- _What you need to do_
Report all lines below with the word "name".

- _Website and app data records_
»»

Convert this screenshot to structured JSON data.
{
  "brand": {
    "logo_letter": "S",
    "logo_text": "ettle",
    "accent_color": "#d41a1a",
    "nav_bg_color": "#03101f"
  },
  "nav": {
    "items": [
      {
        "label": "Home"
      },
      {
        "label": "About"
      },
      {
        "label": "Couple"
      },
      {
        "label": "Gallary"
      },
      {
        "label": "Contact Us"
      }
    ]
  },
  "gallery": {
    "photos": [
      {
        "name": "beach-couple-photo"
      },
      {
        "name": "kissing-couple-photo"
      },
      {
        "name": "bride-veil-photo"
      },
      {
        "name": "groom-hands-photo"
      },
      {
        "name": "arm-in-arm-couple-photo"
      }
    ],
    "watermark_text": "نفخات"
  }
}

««

- _Task answer_
        "name": "beach-couple-photo"
        "name": "kissing-couple-photo"
        "name": "bride-veil-photo"
        "name": "groom-hands-photo"
        "name": "arm-in-arm-couple-photo"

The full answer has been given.